This is a fisherman at the end of the day organizing his boat and his catch. With him in the boat looked like an elderly woman, perhaps his mother. As I walked past, he looked up and smiled. He had seen me taking some photos and knew that some were of him. This scene was in the section of Hong Kong known as Stanley. It is an interesting confluence of economic cultures. Some of the most wealthy Hong Kong residents live here. Much of the white population lives here away from the hustle of the city. Just behind me is the Hong Kong Sea School that takes the less privileged boys of HK and gives them an education. The theme of the school revolves around the sea which is at their front door. Along with teaching them to sail, canoe and windsurf it gives the boys a well rounded education that they can take to university if they so choose. The bay to my right here is the site for the 2013 Asian Windsurfing Championships. In the town just over the ridge behind me in this shot is the village of Stanley, famous for its market. Stall after stall of hardware, clothing, trinkets, food and wares that people flock to daily. And then there are the fishermen. Tied to the sea through generations of people who have made the sea their source of food and income. Much of what is done today is similar in many ways to what their grandfathers and great grandfathers did years ago. Next to the push cart with this day’s catch, a Lamborghini revs its engine and peels out of the seaside village.
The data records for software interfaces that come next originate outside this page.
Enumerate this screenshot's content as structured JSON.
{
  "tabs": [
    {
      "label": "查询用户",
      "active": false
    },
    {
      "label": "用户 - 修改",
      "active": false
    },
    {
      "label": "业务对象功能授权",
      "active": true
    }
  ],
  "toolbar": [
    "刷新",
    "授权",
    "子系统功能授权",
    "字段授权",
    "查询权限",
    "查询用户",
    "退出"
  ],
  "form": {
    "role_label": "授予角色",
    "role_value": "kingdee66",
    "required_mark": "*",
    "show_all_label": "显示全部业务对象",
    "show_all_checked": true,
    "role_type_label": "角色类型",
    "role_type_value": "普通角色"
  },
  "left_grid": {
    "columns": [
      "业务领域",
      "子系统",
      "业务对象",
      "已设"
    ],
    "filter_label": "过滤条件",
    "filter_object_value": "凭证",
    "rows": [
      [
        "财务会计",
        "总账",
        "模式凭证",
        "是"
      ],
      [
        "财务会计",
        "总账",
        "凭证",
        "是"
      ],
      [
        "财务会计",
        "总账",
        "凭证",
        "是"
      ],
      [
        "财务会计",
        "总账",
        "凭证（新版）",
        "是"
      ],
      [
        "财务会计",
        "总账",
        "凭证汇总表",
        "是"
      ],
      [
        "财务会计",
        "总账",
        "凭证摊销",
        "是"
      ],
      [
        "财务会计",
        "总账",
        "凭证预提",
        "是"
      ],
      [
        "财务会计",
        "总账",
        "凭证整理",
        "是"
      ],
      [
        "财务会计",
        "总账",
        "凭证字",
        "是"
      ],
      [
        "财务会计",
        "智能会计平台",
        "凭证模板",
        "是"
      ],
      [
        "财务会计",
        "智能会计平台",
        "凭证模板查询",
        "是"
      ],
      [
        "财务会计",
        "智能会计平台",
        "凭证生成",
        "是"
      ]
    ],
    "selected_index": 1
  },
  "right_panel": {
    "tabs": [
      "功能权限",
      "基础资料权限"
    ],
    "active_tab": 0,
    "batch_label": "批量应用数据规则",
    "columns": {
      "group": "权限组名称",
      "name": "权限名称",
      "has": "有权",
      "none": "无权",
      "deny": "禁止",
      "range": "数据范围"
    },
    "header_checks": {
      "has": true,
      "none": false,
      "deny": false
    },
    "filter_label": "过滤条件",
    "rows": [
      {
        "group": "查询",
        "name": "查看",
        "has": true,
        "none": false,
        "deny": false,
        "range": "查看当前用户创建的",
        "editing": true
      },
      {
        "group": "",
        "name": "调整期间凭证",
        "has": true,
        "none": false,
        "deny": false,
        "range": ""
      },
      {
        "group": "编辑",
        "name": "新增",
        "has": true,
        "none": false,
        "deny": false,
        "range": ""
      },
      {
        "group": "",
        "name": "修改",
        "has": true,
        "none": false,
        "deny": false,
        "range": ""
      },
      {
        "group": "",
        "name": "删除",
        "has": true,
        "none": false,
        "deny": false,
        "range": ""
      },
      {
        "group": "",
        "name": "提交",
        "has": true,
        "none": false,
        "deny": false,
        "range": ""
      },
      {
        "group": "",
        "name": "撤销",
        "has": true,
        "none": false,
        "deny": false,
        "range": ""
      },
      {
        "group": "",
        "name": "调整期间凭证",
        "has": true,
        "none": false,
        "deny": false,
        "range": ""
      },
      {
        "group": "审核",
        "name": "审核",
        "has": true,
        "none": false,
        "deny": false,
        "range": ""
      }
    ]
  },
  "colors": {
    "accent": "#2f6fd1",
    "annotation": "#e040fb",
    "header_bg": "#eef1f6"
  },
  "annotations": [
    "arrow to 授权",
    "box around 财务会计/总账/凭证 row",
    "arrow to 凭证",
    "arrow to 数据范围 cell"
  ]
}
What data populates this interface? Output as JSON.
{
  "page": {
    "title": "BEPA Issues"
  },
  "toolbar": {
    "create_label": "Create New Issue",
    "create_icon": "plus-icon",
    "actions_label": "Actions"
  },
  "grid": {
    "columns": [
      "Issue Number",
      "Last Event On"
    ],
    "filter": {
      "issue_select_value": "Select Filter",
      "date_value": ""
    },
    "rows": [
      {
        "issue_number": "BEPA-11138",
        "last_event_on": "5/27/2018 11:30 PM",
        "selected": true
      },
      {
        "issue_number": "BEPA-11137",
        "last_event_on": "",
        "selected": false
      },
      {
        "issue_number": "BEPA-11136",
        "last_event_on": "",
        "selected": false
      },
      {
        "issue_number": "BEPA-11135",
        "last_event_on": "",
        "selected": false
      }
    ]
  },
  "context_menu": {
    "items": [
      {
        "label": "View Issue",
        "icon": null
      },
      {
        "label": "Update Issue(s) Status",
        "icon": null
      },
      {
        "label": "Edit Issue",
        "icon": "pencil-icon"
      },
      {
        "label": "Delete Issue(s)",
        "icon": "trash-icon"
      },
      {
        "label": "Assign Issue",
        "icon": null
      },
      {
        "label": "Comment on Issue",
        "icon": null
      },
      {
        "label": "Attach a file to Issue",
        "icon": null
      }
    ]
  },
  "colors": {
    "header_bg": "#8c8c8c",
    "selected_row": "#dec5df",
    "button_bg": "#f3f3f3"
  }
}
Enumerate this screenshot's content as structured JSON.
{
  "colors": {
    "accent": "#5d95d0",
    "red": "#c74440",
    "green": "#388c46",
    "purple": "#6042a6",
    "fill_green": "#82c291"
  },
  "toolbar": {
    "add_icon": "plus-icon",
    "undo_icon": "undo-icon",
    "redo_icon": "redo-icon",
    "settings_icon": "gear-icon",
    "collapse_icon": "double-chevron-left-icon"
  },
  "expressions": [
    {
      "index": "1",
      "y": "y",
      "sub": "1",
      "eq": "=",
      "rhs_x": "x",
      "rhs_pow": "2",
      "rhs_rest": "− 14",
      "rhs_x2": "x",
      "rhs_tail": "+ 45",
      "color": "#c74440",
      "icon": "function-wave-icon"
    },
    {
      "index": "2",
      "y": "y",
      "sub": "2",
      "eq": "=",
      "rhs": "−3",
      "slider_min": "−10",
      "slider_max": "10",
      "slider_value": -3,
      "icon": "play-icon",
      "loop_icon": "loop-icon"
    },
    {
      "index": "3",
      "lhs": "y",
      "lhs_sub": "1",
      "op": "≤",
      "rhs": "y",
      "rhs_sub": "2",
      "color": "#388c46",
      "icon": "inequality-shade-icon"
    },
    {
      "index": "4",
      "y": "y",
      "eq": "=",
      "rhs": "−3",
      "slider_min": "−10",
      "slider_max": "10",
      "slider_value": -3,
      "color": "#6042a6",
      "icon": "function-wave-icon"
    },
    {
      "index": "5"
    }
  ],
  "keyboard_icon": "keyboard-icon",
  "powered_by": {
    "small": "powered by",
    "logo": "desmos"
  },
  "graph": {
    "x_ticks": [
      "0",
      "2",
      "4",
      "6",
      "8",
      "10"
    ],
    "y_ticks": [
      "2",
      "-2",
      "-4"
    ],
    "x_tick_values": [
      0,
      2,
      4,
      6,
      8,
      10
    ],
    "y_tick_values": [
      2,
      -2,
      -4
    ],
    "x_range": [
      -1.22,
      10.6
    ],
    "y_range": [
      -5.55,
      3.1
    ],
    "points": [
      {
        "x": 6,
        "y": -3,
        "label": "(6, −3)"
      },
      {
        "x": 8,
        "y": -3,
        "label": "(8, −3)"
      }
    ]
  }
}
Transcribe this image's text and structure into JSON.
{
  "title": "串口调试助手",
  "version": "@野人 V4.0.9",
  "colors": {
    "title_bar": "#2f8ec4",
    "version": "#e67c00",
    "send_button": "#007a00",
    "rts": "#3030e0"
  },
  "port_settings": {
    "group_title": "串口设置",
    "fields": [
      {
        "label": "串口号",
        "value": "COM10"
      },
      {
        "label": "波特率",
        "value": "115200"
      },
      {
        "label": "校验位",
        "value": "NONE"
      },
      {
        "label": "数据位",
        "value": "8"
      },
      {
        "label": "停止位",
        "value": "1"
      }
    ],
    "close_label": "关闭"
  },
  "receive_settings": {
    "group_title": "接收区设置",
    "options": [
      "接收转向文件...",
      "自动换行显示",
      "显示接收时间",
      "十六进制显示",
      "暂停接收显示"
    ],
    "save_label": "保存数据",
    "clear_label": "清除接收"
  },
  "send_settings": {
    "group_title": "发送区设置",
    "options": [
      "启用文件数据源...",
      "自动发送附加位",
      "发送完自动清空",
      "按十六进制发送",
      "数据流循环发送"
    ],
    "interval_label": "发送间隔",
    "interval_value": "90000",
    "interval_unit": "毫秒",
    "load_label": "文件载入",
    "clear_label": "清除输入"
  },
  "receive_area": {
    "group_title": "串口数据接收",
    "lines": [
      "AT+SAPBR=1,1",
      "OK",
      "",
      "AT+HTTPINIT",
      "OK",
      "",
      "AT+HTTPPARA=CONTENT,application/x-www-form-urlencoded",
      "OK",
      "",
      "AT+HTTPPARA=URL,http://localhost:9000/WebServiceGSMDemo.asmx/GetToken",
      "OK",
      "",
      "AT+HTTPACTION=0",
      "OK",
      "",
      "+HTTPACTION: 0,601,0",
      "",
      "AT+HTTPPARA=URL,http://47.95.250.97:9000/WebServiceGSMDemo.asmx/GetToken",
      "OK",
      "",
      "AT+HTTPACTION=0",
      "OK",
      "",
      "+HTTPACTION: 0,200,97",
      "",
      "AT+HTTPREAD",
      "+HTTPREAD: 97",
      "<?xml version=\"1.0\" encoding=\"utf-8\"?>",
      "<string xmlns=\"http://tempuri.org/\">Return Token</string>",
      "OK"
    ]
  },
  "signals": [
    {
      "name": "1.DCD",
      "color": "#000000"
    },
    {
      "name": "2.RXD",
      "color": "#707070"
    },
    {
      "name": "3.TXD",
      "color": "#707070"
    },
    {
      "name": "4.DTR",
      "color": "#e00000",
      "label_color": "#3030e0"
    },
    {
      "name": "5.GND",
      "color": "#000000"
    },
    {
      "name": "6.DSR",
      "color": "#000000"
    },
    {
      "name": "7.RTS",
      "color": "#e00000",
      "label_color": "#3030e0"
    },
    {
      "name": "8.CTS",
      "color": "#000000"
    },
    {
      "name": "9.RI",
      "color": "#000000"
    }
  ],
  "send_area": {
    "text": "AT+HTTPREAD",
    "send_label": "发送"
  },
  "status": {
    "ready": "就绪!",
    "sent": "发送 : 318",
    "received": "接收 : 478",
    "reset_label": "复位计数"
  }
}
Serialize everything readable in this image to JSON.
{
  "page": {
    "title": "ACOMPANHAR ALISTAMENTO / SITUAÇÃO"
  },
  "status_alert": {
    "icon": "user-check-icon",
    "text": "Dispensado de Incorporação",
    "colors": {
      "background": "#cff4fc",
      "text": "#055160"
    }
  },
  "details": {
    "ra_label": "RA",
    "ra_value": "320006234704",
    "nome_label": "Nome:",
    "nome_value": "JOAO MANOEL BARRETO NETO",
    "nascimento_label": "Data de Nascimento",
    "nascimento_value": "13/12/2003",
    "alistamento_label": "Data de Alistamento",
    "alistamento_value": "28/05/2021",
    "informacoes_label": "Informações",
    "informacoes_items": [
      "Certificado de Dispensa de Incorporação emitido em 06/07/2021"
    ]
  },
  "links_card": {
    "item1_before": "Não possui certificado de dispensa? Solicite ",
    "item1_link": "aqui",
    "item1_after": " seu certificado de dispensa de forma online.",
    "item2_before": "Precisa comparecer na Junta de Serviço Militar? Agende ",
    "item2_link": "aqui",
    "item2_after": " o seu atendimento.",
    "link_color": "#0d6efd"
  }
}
This is the image I am left with after my day in Macau. Located a few miles south of Hong Kong on the China coast, Macau is similar and different to HK. Similar in that it is an independently governed province of China that will revert to China 50 years after its separation from Portugal in 1995. Different in that where HK is the financial whirlwind of the area, Macau is the Las Vegas of China. Thousands of the nouveau riche of China swarm here to play with their new-found wealth. In the middle of this wealth was this magazine stall of this boy’s mom. She exhausted, is sleeping next to him. He being the good son is reading his comic book while he keeps an eye on the stall and giving his mom a break. All around him tourist children were laughing and playing but he kept his focus on what he knew was his responsibility.
The Peak is the tourist must for all visitors to HK. One way to get up to the top of the island is by the Peak Tram. A funicular rail way of two cars that alternate their time at the top and bottom of the mountain. I took the tram up to the top and wandered around for a bit taking photos and enjoying the view and lunch. I saw a path heading down and asked if it went all the way…it did and it would take me an hour to get to the bottom. So I set out down the hill. Not far down was Barker Road station. The station gave a great view of the tram track and I figured I would catch some good shots of the next tram up the mountain. The tram approached and I clicked away. As the tram got to Barker Road, it stopped. There I was with 70 or so passengers in the tram looking out toward the city below and me, alone, standing in their view on the tram station platform. I looked the length of the cars: some people giggled, some ignored my presence and some looked annoyed that the tram was paused. But there was this one woman who I could see was trying, discretely to raise her camera in my direction. She obviously didn’t want to be intrusive to me, but when I saw her motion, I smiled. That gave her permission to take her photo of me…I waved; her smile broadened. When she had taken it, I lifted my camera and took this photo…this is her pose, such a warm appreciative smile. She made my day, I hope I made hers.